⚠️ Deprecation notice

This preview integration of IoT Edge 1.x and Kubernetes will not be made generally available, and is no longer supported. The recommended way to run IoT Edge 1.x on Kubernetes is noted in the product's official docs


A Kubernetes cluster

A Kubernetes cluster that supports Custom Resource Definitions (CRD) is required for using Azure IoT Edge with Kubernetes. v1.12 or newer is recommended. Here are some options if you don't already have a cluster available:

For a managed cluster offering, consider Azure Kubernetes Service (AKS). You can stand one up using the AKS QuickStart instructions.

For a local development environment, you can use Minikube or k3d (recommended).

Persistent storage for the IoT Edge daemon (iotedged)

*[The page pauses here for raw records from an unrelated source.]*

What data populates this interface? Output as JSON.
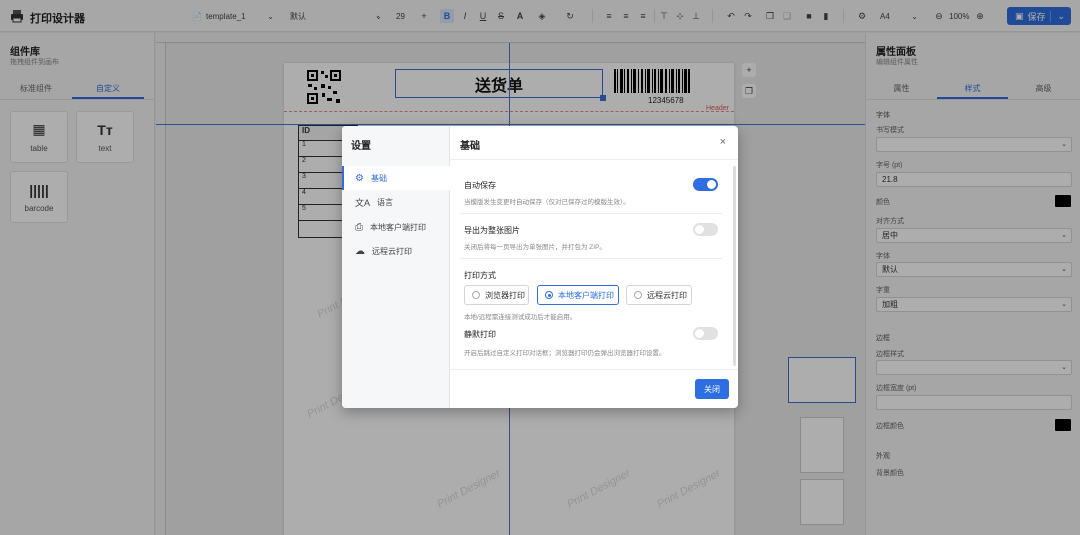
{
  "app": {
    "title": "打印设计器"
  },
  "toolbar": {
    "template_name": "template_1",
    "font_family": "默认",
    "font_size": "29",
    "paper_size": "A4",
    "zoom": "100%",
    "save_label": "保存"
  },
  "left_panel": {
    "title": "组件库",
    "subtitle": "拖拽组件到画布",
    "tabs": [
      "标准组件",
      "自定义"
    ],
    "active_tab": "自定义",
    "components": [
      {
        "label": "table",
        "icon": "table-icon"
      },
      {
        "label": "text",
        "icon": "text-icon"
      },
      {
        "label": "barcode",
        "icon": "barcode-icon"
      }
    ]
  },
  "canvas": {
    "title_text": "送货单",
    "barcode_number": "12345678",
    "header_tag": "Header",
    "table_header": "ID",
    "table_rows": [
      "1",
      "2",
      "3",
      "4",
      "5"
    ],
    "watermark": "Print Designer"
  },
  "right_panel": {
    "title": "属性面板",
    "subtitle": "编辑组件属性",
    "tabs": [
      "属性",
      "样式",
      "高级"
    ],
    "active_tab": "样式",
    "font_section": "字体",
    "labels": {
      "font_style": "书写模式",
      "font_size": "字号 (pt)",
      "color": "颜色",
      "align": "对齐方式",
      "font": "字体",
      "weight": "字重",
      "border_section": "边框",
      "border_style": "边框样式",
      "border_width": "边框宽度 (pt)",
      "border_color": "边框颜色",
      "appearance_section": "外观",
      "bg_color": "背景颜色"
    },
    "values": {
      "font_size": "21.8",
      "align": "居中",
      "font": "默认",
      "weight": "加粗"
    },
    "colors": {
      "text_color": "#000000",
      "border_color": "#000000"
    }
  },
  "modal": {
    "sidebar_title": "设置",
    "nav": [
      {
        "label": "基础",
        "icon": "gear-icon",
        "active": true
      },
      {
        "label": "语言",
        "icon": "translate-icon",
        "active": false
      },
      {
        "label": "本地客户端打印",
        "icon": "printer-icon",
        "active": false
      },
      {
        "label": "远程云打印",
        "icon": "cloud-icon",
        "active": false
      }
    ],
    "header": "基础",
    "autosave": {
      "label": "自动保存",
      "desc": "当模版发生变更时自动保存（仅对已保存过的模版生效）。",
      "on": true
    },
    "export_image": {
      "label": "导出为整张图片",
      "desc": "关闭后将每一页导出为单张图片，并打包为 ZIP。",
      "on": false
    },
    "print_mode": {
      "label": "打印方式",
      "options": [
        "浏览器打印",
        "本地客户端打印",
        "远程云打印"
      ],
      "selected": "本地客户端打印",
      "hint": "本地/远程需连接测试成功后才能启用。"
    },
    "silent_print": {
      "label": "静默打印",
      "desc": "开启后跳过自定义打印对话框；浏览器打印仍会弹出浏览器打印设置。",
      "on": false
    },
    "close_label": "关闭",
    "accent": "#2f6ee0"
  }
}
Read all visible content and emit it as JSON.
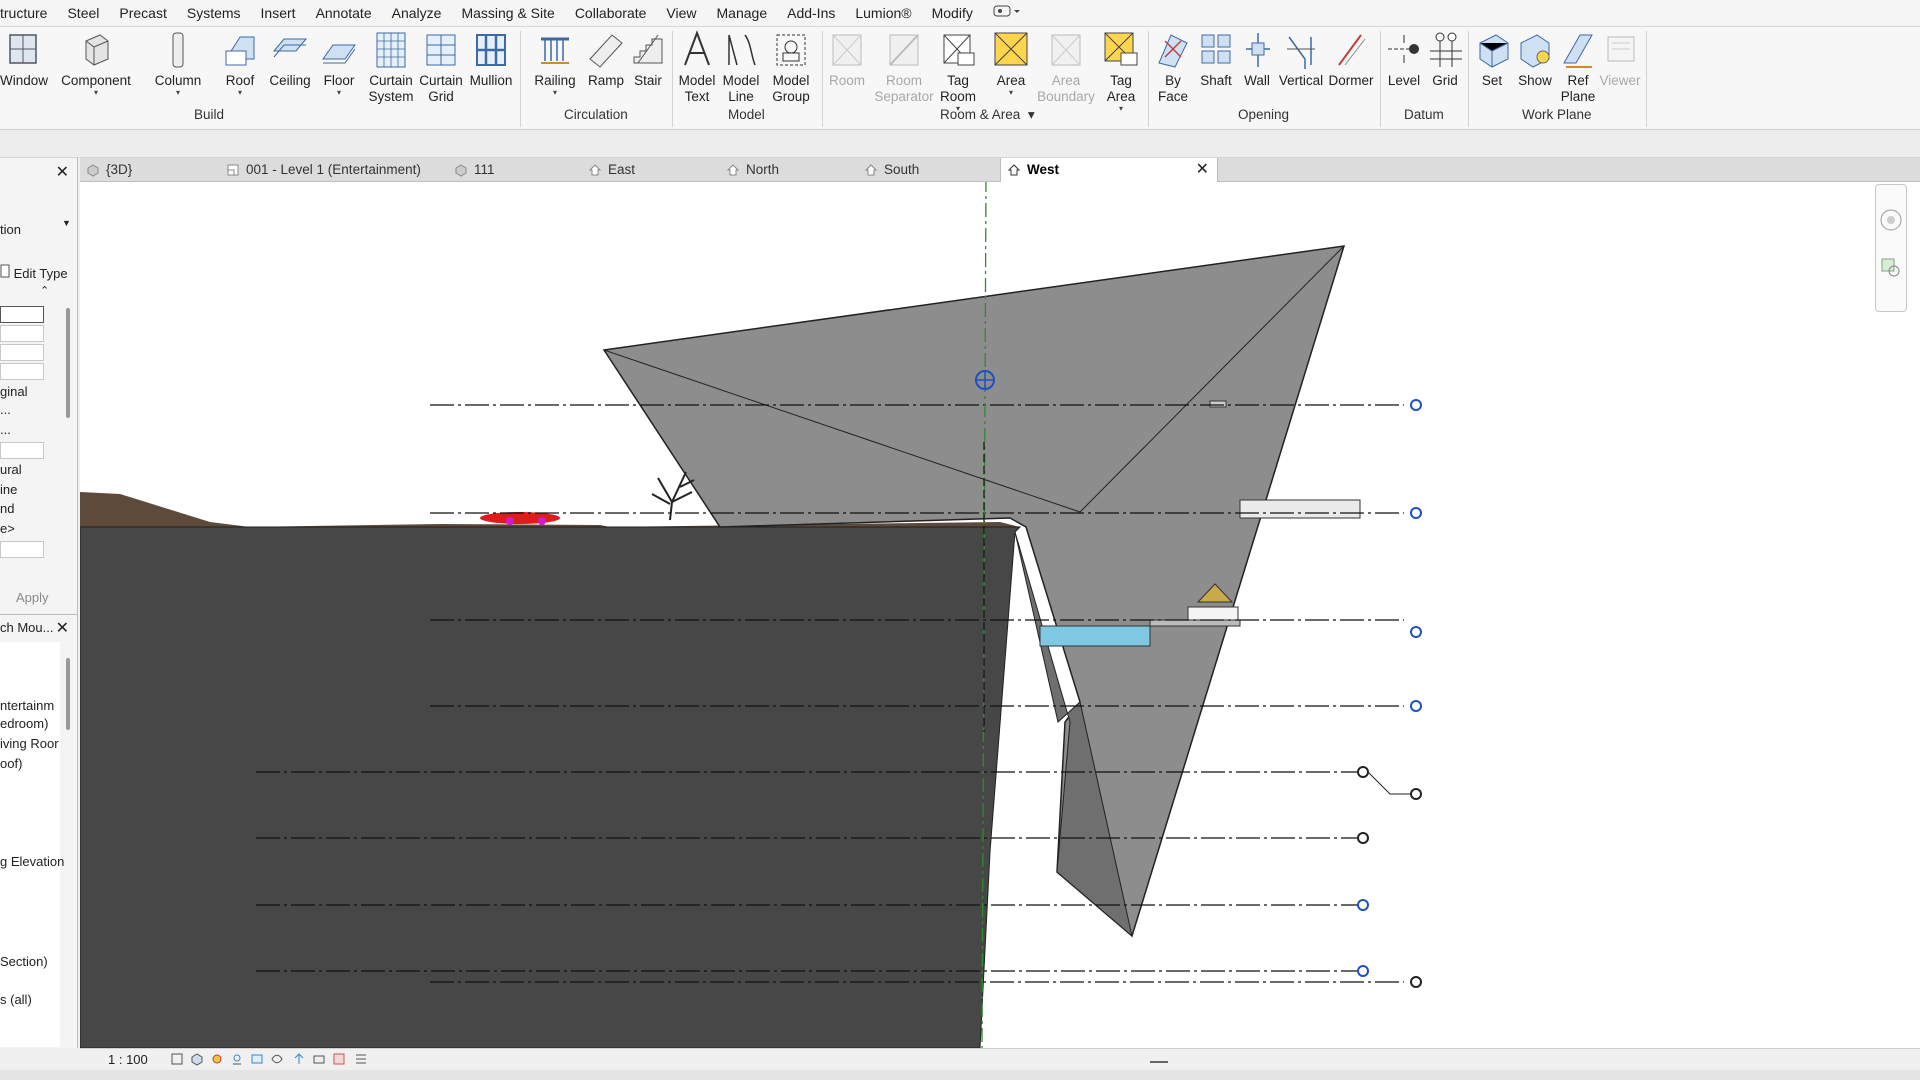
{
  "menu": [
    "tructure",
    "Steel",
    "Precast",
    "Systems",
    "Insert",
    "Annotate",
    "Analyze",
    "Massing & Site",
    "Collaborate",
    "View",
    "Manage",
    "Add-Ins",
    "Lumion®",
    "Modify"
  ],
  "ribbon": {
    "tools": {
      "window": "Window",
      "component": "Component",
      "column": "Column",
      "roof": "Roof",
      "ceiling": "Ceiling",
      "floor": "Floor",
      "curtain_system": [
        "Curtain",
        "System"
      ],
      "curtain_grid": [
        "Curtain",
        "Grid"
      ],
      "mullion": "Mullion",
      "railing": "Railing",
      "ramp": "Ramp",
      "stair": "Stair",
      "model_text": [
        "Model",
        "Text"
      ],
      "model_line": [
        "Model",
        "Line"
      ],
      "model_group": [
        "Model",
        "Group"
      ],
      "room": "Room",
      "room_separator": [
        "Room",
        "Separator"
      ],
      "tag_room": [
        "Tag",
        "Room"
      ],
      "area": "Area",
      "area_boundary": [
        "Area",
        "Boundary"
      ],
      "tag_area": [
        "Tag",
        "Area"
      ],
      "by_face": [
        "By",
        "Face"
      ],
      "shaft": "Shaft",
      "wall": "Wall",
      "vertical": "Vertical",
      "dormer": "Dormer",
      "level": "Level",
      "grid": "Grid",
      "set": "Set",
      "show": "Show",
      "ref_plane": [
        "Ref",
        "Plane"
      ],
      "viewer": "Viewer"
    },
    "panels": {
      "build": "Build",
      "circulation": "Circulation",
      "model": "Model",
      "room_area": "Room & Area",
      "opening": "Opening",
      "datum": "Datum",
      "work_plane": "Work Plane"
    }
  },
  "left_panel": {
    "type_label": "tion",
    "edit_type": "Edit Type",
    "props": [
      "ginal",
      "...",
      "...",
      "ural",
      "ine",
      "nd",
      "e>"
    ],
    "apply": "Apply",
    "browser_title": "ch Mou...",
    "browser_items": [
      "ntertainm",
      "edroom)",
      "iving Roor",
      "oof)",
      "g Elevation",
      "Section)",
      "s (all)"
    ]
  },
  "tabs": [
    {
      "label": "{3D}",
      "icon": "3d-view-icon"
    },
    {
      "label": "001 - Level 1 (Entertainment)",
      "icon": "floor-plan-icon"
    },
    {
      "label": "111",
      "icon": "3d-view-icon"
    },
    {
      "label": "East",
      "icon": "elevation-icon"
    },
    {
      "label": "North",
      "icon": "elevation-icon"
    },
    {
      "label": "South",
      "icon": "elevation-icon"
    },
    {
      "label": "West",
      "icon": "elevation-icon",
      "active": true
    }
  ],
  "view_control": {
    "scale": "1 : 100"
  },
  "colors": {
    "ground_dark": "#444444",
    "mass_gray": "#8c8c8c",
    "water": "#7ec8e3",
    "grid_line": "#2e8b2e",
    "level_marker": "#2050c0"
  }
}
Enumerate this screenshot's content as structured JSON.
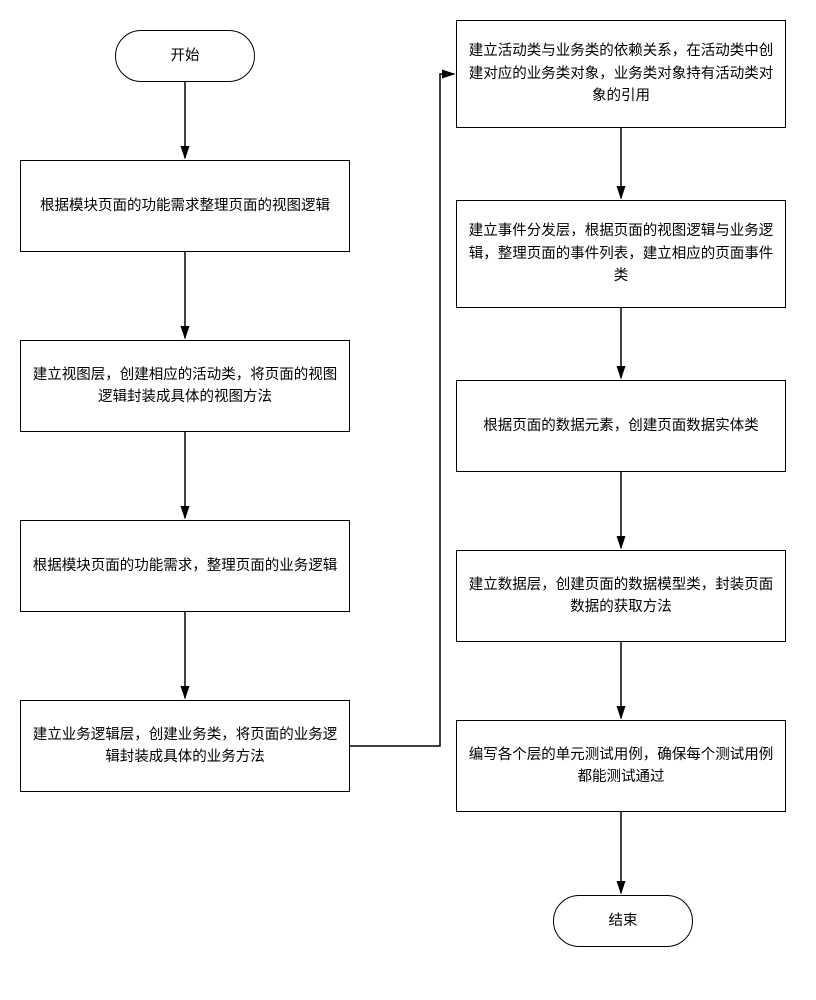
{
  "start": "开始",
  "end": "结束",
  "steps": {
    "s1": "根据模块页面的功能需求整理页面的视图逻辑",
    "s2": "建立视图层，创建相应的活动类，将页面的视图逻辑封装成具体的视图方法",
    "s3": "根据模块页面的功能需求，整理页面的业务逻辑",
    "s4": "建立业务逻辑层，创建业务类，将页面的业务逻辑封装成具体的业务方法",
    "s5": "建立活动类与业务类的依赖关系，在活动类中创建对应的业务类对象，业务类对象持有活动类对象的引用",
    "s6": "建立事件分发层，根据页面的视图逻辑与业务逻辑，整理页面的事件列表，建立相应的页面事件类",
    "s7": "根据页面的数据元素，创建页面数据实体类",
    "s8": "建立数据层，创建页面的数据模型类，封装页面数据的获取方法",
    "s9": "编写各个层的单元测试用例，确保每个测试用例都能测试通过"
  }
}
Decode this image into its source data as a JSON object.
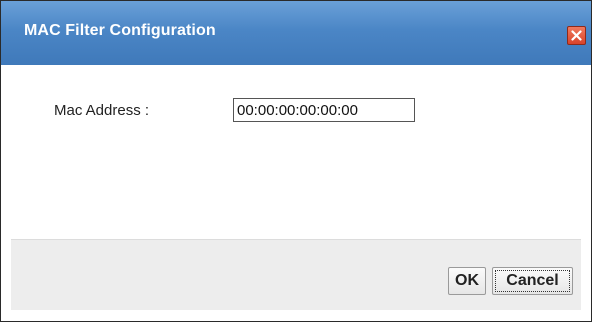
{
  "dialog": {
    "title": "MAC Filter Configuration",
    "close_icon": "close-icon"
  },
  "form": {
    "mac_label": "Mac Address :",
    "mac_value": "00:00:00:00:00:00"
  },
  "buttons": {
    "ok_label": "OK",
    "cancel_label": "Cancel"
  },
  "colors": {
    "titlebar": "#4b86c6",
    "close_button": "#d9432a",
    "footer": "#ededed"
  }
}
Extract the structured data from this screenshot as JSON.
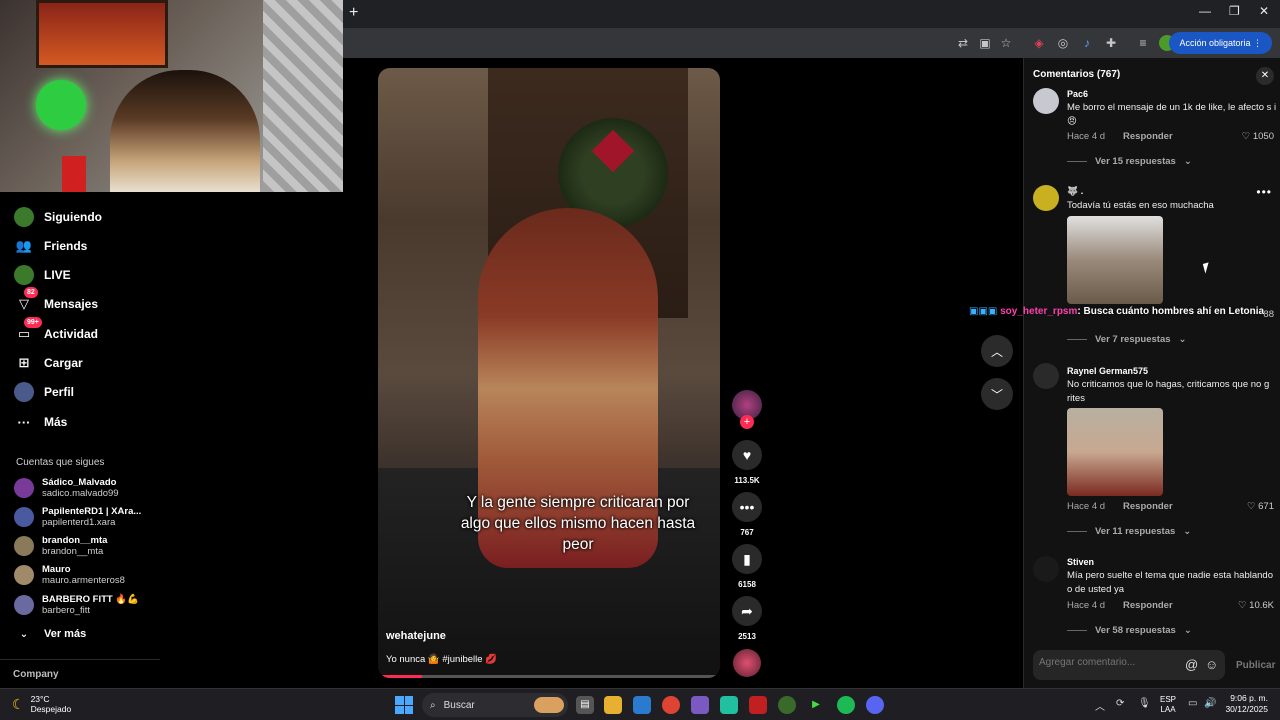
{
  "browser": {
    "new_tab": "+",
    "win_min": "—",
    "win_max": "❐",
    "win_close": "✕",
    "required_action": "Acción obligatoria"
  },
  "nav": {
    "items": [
      {
        "label": "Siguiendo",
        "icon": "following-icon"
      },
      {
        "label": "Friends",
        "icon": "friends-icon"
      },
      {
        "label": "LIVE",
        "icon": "live-icon"
      },
      {
        "label": "Mensajes",
        "icon": "messages-icon",
        "badge": "82"
      },
      {
        "label": "Actividad",
        "icon": "activity-icon",
        "badge": "99+"
      },
      {
        "label": "Cargar",
        "icon": "upload-icon"
      },
      {
        "label": "Perfil",
        "icon": "profile-icon"
      },
      {
        "label": "Más",
        "icon": "more-icon"
      }
    ],
    "following_title": "Cuentas que sigues",
    "following": [
      {
        "name": "Sádico_Malvado",
        "user": "sadico.malvado99"
      },
      {
        "name": "PapilenteRD1 | XAra...",
        "user": "papilenterd1.xara"
      },
      {
        "name": "brandon__mta",
        "user": "brandon__mta"
      },
      {
        "name": "Mauro",
        "user": "mauro.armenteros8"
      },
      {
        "name": "BARBERO FITT 🔥💪",
        "user": "barbero_fitt"
      }
    ],
    "see_more": "Ver más",
    "company": "Company"
  },
  "video": {
    "caption": "Y la gente siempre criticaran por algo que ellos mismo hacen hasta peor",
    "author": "wehatejune",
    "description": "Yo nunca 🤷 #junibelle 💋",
    "progress": 0.13
  },
  "rail": {
    "likes": "113.5K",
    "comments": "767",
    "saves": "6158",
    "shares": "2513"
  },
  "comments": {
    "title": "Comentarios (767)",
    "list": [
      {
        "user": "Pac6",
        "text": "Me borro el mensaje de un 1k de like, le afecto s i😠",
        "time": "Hace 4 d",
        "reply": "Responder",
        "likes": "1050",
        "replies": "Ver 15 respuestas"
      },
      {
        "user": "🐺 .",
        "text": "Todavía tú estás en eso muchacha",
        "time": "",
        "reply": "",
        "likes": "88",
        "replies": "Ver 7 respuestas"
      },
      {
        "user": "Raynel German575",
        "text": "No criticamos que lo hagas, criticamos que no g rites",
        "time": "Hace 4 d",
        "reply": "Responder",
        "likes": "671",
        "replies": "Ver 11 respuestas"
      },
      {
        "user": "Stiven",
        "text": "Mía pero suelte el tema que nadie esta hablando o de usted ya",
        "time": "Hace 4 d",
        "reply": "Responder",
        "likes": "10.6K",
        "replies": "Ver 58 respuestas"
      }
    ],
    "chat_user": "soy_heter_rpsm",
    "chat_msg": ": Busca cuánto hombres ahí en Letonia",
    "input_placeholder": "Agregar comentario...",
    "publish": "Publicar"
  },
  "taskbar": {
    "temp": "23°C",
    "weather": "Despejado",
    "search": "Buscar",
    "lang1": "ESP",
    "lang2": "LAA",
    "time": "9:06 p. m.",
    "date": "30/12/2025"
  }
}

IoT Edge has a stateful architecture. Even if the workload modules are stateless, at a minimum, the context store for iotedged pod should be backed by non-ephemeral storage. Barring first-class support for native persistent volumes in your distribution, the local-path-provisioner provides a convenient way to utilize device local storage as a persistent store in a Kubernetes-native manner. For multi-node setup with node failure resilience, see the HA and scaling section.

For convenience, most tutorials that follow don't set up iotedged persistence. Persistence is not needed for getting things up and running but is highly recommended for demos, PoCs and, of course, production pilots. See the iotedged persistence tutorial for configuring state persistence for iotedged.

Helm 3

Helm is a package manager for Kubernetes which allows you to install applications, including IoT Edge, into your cluster. Please follow the Helm 3 install instructions.

The source code for Helm charts used by IoT Edge is available in the azure/iotedge repo


Kubectl is an essential tool for interacting with your cluster.

Visual Studio Code

Visual Studio Code with IoT Edge extension is recommended for working with IoT Edge's deployment manifests and submitting them to IoT Hub.

Visualization tools (optional)

Tools like Octant and K9s can help you understand the architecture and state of your cluster application.